The brutality of the battle scenes was expected. What I didn’t expect was the number of suicides. Whole families killing themselves off. A mother throwing her dead son, and then her live baby off a cliff before hanging herself. A tribesman who served as a policeman for the Japanese killing his wife (who died willingly), and then smothering his baby before killing himself.
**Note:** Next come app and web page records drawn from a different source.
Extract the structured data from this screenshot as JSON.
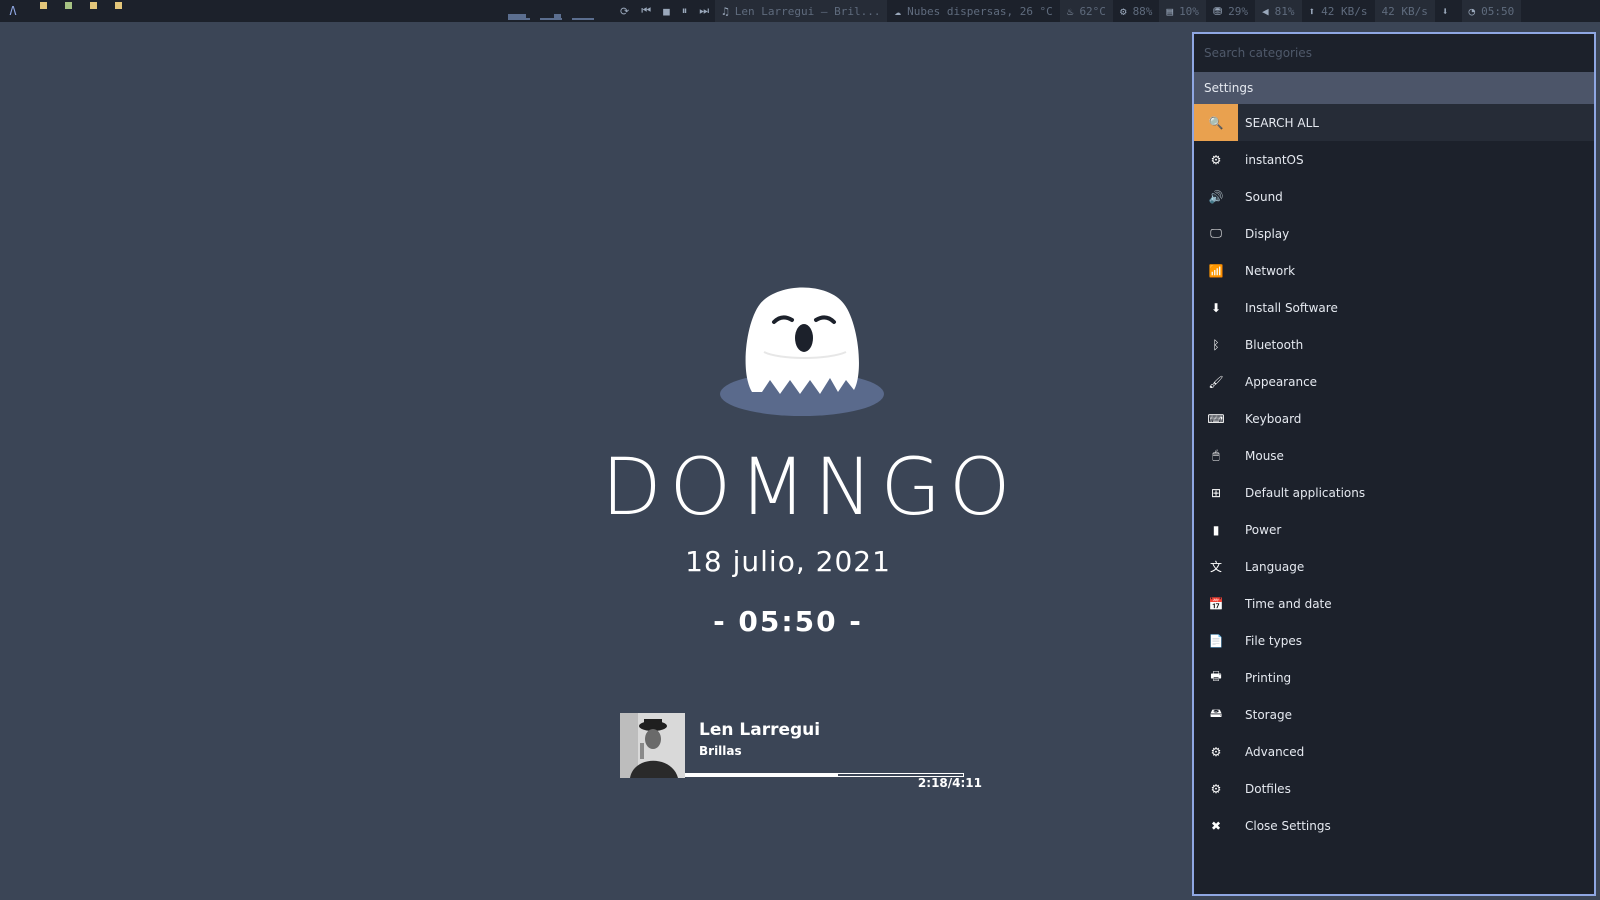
{
  "topbar": {
    "logo": "Λ",
    "tag_colors": [
      "#e3c67a",
      "#a6c283",
      "#e3c67a",
      "#e3c67a"
    ],
    "controls": [
      "⟳",
      "⏮",
      "■",
      "⏸",
      "⏭"
    ],
    "segments": [
      {
        "icon": "music-icon",
        "glyph": "♫",
        "text": "Len Larregui – Bril..."
      },
      {
        "icon": "weather-icon",
        "glyph": "☁",
        "text": "Nubes dispersas, 26 °C"
      },
      {
        "icon": "temperature-icon",
        "glyph": "♨",
        "text": "62°C"
      },
      {
        "icon": "cpu-icon",
        "glyph": "⚙",
        "text": "88%"
      },
      {
        "icon": "memory-icon",
        "glyph": "▤",
        "text": "10%"
      },
      {
        "icon": "disk-icon",
        "glyph": "⛃",
        "text": "29%"
      },
      {
        "icon": "volume-icon",
        "glyph": "◀",
        "text": "81%"
      },
      {
        "icon": "upload-icon",
        "glyph": "⬆",
        "text": "42 KB/s"
      },
      {
        "icon": "download-speed",
        "glyph": "",
        "text": "42 KB/s"
      },
      {
        "icon": "clock-icon",
        "glyph": "⬇",
        "text": ""
      },
      {
        "icon": "time-icon",
        "glyph": "◔",
        "text": "05:50"
      }
    ]
  },
  "lockscreen": {
    "day": "DOMNGO",
    "date": "18 julio, 2021",
    "time": "- 05:50 -",
    "player": {
      "artist": "Len Larregui",
      "track": "Brillas",
      "position": "2:18/4:11",
      "progress": 0.55
    }
  },
  "settings": {
    "search_placeholder": "Search categories",
    "header": "Settings",
    "items": [
      {
        "label": "SEARCH ALL",
        "icon": "search-icon",
        "glyph": "🔍"
      },
      {
        "label": "instantOS",
        "icon": "gear-icon",
        "glyph": "⚙"
      },
      {
        "label": "Sound",
        "icon": "speaker-icon",
        "glyph": "🔊"
      },
      {
        "label": "Display",
        "icon": "monitor-icon",
        "glyph": "🖵"
      },
      {
        "label": "Network",
        "icon": "wifi-icon",
        "glyph": "📶"
      },
      {
        "label": "Install Software",
        "icon": "download-icon",
        "glyph": "⬇"
      },
      {
        "label": "Bluetooth",
        "icon": "bluetooth-icon",
        "glyph": "ᛒ"
      },
      {
        "label": "Appearance",
        "icon": "brush-icon",
        "glyph": "🖌"
      },
      {
        "label": "Keyboard",
        "icon": "keyboard-icon",
        "glyph": "⌨"
      },
      {
        "label": "Mouse",
        "icon": "mouse-icon",
        "glyph": "🖱"
      },
      {
        "label": "Default applications",
        "icon": "grid-icon",
        "glyph": "⊞"
      },
      {
        "label": "Power",
        "icon": "battery-icon",
        "glyph": "▮"
      },
      {
        "label": "Language",
        "icon": "language-icon",
        "glyph": "文"
      },
      {
        "label": "Time and date",
        "icon": "calendar-icon",
        "glyph": "📅"
      },
      {
        "label": "File types",
        "icon": "file-icon",
        "glyph": "📄"
      },
      {
        "label": "Printing",
        "icon": "printer-icon",
        "glyph": "🖶"
      },
      {
        "label": "Storage",
        "icon": "hdd-icon",
        "glyph": "🖴"
      },
      {
        "label": "Advanced",
        "icon": "cogs-icon",
        "glyph": "⚙"
      },
      {
        "label": "Dotfiles",
        "icon": "gear-icon",
        "glyph": "⚙"
      },
      {
        "label": "Close Settings",
        "icon": "close-icon",
        "glyph": "✖"
      }
    ]
  },
  "colors": {
    "desktop": "#3b4556",
    "panel": "#1c212b",
    "accent": "#e9a14f",
    "border": "#8fa7e3"
  }
}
While this film does have a serious length problems and a lack of characters you can really get into and identify with, it does excell in other areas. Visually, the film is absolutely beautiful. It’s shot in the mountains of Taiwan, and it’s really just stunningly beautiful. They made great use of the terrain and mountain paths for the battle scenes, and the battle scenes themselves were both exciting and well crafted, often leading to a massacre of one side or the other, and sometimes both. The suicide scenes as well, were very, very dramatic and well done. The mood in those scenes is palpable and it’s one of the few times where you really feel bad for these people. I mean, you feel bad for them in general, but those scenes are just sort of heartbreaking.

There are copious amounts of CGI effects in this film. Some look better than others. The decapitations often looked quite good, while some of the other visual effects, such as the Japanese planes flying overhead and some of the explosions were more obvious. This is the most expensive film to come out of Taiwan to date, and I’m guessing that a huge amount of the film’s budget went to CGI effects, props, village construction and paying cast members, because there were a just a huge number of people in this movie, on both sides.

The film, while slow paced at times and suffering from the issues I mentioned above, actually does a good job of protraying the real life events in a dramatic way. The film is based on actual history, and its presented in a dramatic way that puts you right into the middle of the lives of these people that have been forced to live under Japanese rule. I’m trying to think of who this film would appeal to. It’s kind of hard to say really. In a way, it’s a bit like a war film, but despite all the battles, I’m not sure I would describe it as such. It’s based on real events, so it’s more of a historical film, and yet it has so much brutal fighting in it, I’m not sure it would appeal to those looking for something historical specifically. People who really like to get into the characters would probably not find this film very satisfying, and yet, somehow this film works simply because it has some appeal in all of those areas. The quote on the cover says it’s like Braveheart with a nod to Last of the Mohicans. I’ve never actually seen either of those films, but from what I know about them, I would venture to say that if you liked either of them, you’d probably really enjoy this one as well.

The blu-ray of this film includes as special features, a making of featurette, a behind the scenes look at the film, and a featurette about the make up and visual effects.

In the end, this is a very well crafted film, with some issues that bothered me, including length and lack of intimate character development. Can I recommend it despite those issues? Yes, I can, but with the caveat that I’m not seeing much rewatchability in it. It’s good to see once, for the battles, drama and intensity of it all, but I doubt you’d be up for watching it again in the next year or two after seeing it the first time. It’s good to experience it at least once though, so on that basis, I can recommend it.

By the way, I was fortunate to have received the two and a half hour version of the film to review. Well Go USA has also released a four and a half hour international version as well.

If you’d like to find out more about this film, or to pick up a copy for yourself, you can visit its page on the Well Go USA website here, or you can grab yourself a copy of the blu-ray or DVD from Amazon, or any of the other usual outlets.